binomial, the Gram-Charlier series, sampling, the Tchebycheff inequality and
modifications of it, the X-square test, and a more thorough discussion of
correlation including an admirable geometrical explanation of multiple corre-
lation. There is also an introductory chapter on finite differences. A feature of
the tables is their adaptability to the problem of easily getting a good approxi-
mation to the sum of a group of consecutive terms of a skew point binomial.
Most texts on statistics are sadly lacking in problems; every teacher of
statistics knows how hard they are to get up, and Professor Camp is to be con-
gratulated on the full and excellent tests he has provided.
Because of the author's wide first-hand knowledge of the subject, what he
has to say about mathematical statistics is accurate. (It seems at least doubtful
to the reviewer whether the logical difficulties involved in any attempt to define
probability should be mentioned in a book of this character.
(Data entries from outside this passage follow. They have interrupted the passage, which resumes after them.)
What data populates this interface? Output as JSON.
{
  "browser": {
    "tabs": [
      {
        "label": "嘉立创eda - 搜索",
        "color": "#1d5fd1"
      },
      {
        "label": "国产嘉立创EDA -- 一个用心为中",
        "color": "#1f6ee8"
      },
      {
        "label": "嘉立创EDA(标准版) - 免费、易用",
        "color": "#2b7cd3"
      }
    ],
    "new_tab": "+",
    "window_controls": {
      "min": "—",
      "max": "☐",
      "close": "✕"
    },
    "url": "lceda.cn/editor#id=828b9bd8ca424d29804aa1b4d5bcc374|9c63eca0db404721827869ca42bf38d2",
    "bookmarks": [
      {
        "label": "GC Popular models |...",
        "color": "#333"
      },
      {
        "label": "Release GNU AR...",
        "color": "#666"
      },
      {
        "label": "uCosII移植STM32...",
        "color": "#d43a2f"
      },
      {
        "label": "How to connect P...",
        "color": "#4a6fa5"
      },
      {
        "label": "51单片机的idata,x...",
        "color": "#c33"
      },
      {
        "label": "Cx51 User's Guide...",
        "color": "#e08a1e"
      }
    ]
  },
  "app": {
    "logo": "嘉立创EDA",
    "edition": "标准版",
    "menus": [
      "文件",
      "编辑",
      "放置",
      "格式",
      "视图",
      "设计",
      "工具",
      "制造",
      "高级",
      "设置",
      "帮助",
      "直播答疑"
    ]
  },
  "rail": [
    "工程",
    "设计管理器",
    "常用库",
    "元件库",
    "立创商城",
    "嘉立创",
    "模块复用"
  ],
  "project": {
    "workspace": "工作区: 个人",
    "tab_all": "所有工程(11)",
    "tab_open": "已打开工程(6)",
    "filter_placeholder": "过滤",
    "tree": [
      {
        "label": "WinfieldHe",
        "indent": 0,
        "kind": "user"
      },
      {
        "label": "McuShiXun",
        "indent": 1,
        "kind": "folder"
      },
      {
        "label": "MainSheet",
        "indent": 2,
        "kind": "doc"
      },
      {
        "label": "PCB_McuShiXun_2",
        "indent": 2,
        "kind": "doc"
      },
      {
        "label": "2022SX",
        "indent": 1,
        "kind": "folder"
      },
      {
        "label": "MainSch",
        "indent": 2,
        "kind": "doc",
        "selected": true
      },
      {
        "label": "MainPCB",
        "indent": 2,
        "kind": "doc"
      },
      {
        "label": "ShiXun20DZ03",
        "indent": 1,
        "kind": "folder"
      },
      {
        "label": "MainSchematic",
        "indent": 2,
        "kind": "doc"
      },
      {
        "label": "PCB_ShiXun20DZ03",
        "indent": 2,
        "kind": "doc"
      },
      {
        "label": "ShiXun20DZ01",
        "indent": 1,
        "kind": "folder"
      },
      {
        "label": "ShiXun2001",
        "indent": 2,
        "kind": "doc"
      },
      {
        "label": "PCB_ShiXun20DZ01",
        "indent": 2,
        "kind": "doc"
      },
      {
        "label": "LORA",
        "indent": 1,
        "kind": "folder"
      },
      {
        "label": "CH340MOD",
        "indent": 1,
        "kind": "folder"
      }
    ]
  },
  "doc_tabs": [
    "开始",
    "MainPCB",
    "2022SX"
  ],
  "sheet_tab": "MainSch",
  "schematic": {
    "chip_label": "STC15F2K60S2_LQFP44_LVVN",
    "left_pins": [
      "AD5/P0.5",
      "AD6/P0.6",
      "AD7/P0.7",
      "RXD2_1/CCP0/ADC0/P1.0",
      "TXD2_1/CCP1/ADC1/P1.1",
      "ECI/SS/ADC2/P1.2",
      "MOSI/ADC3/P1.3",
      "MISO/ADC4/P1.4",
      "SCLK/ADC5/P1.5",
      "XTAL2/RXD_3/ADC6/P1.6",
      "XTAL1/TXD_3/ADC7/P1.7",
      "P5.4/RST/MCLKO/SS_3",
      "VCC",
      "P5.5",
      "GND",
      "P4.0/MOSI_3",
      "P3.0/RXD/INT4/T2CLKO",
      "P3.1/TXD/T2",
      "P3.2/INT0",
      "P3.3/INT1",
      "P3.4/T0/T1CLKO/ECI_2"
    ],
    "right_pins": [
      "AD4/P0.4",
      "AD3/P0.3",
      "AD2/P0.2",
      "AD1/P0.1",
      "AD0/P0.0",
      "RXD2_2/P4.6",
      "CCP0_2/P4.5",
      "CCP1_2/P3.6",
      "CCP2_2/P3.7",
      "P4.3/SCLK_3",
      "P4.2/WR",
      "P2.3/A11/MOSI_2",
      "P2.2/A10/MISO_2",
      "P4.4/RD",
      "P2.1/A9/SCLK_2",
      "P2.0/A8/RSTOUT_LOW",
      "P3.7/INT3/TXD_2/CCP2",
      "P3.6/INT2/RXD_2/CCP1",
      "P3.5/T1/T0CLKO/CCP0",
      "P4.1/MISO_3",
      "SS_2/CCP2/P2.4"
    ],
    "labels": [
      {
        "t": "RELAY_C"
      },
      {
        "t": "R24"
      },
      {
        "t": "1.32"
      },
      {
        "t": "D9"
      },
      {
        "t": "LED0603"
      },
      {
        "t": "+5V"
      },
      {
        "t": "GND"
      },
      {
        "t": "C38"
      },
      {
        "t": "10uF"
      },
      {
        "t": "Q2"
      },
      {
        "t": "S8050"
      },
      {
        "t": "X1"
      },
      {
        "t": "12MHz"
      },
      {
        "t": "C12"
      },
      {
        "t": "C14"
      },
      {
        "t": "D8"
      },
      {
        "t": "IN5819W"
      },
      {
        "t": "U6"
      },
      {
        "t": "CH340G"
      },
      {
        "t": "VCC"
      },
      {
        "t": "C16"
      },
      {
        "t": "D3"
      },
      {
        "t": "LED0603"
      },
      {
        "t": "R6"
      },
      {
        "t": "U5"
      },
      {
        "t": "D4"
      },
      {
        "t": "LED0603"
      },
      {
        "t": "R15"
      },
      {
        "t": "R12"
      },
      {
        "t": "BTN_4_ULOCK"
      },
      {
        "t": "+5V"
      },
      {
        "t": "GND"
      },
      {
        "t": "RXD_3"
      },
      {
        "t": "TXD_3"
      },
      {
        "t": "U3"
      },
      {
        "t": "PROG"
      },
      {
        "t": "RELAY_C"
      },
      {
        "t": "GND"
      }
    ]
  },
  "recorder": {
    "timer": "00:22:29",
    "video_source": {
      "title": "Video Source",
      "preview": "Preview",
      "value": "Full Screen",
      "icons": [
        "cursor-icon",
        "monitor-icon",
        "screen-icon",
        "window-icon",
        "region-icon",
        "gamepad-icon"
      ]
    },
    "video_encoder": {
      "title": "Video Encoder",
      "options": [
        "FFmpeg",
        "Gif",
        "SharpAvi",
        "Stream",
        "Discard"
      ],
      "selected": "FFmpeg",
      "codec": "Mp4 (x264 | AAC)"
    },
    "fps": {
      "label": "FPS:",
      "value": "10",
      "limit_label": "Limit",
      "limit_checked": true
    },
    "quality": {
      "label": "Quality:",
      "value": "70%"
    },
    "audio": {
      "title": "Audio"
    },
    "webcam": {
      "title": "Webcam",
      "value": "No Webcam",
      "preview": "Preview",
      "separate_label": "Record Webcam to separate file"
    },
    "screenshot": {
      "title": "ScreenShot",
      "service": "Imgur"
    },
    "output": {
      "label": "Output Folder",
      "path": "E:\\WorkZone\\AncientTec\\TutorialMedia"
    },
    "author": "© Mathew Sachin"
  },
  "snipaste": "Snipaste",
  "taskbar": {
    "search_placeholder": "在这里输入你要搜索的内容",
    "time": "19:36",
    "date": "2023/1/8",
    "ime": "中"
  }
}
The author does
not mention them.) But the reviewer cannot feel entirely comfortable about
teaching so much more about the subject than can be taught of it. He is thor-
oughly convinced of the value of the study of mathematical statistics and prob-
ability as a discipline, of its value for its own sake as a branch of mathematics.
And he confesses to being dubious about the practical utility of the knowledge
one can gain at second-hand about matters as complex as many of those dealt
with in the second half of Professor Camp's book. Perhaps it should be stated
explicitly here that this review is written from the point of view of one in-
terested in mathematical statistics for its own sake. But there is great pressure
from outside upon mathematics departments to teach the practical methods
of mathematical statistics to students of small mathematical preparation and
maturity, and wherever this is undertaken Professor Camp's book will be a
very valuable aid. n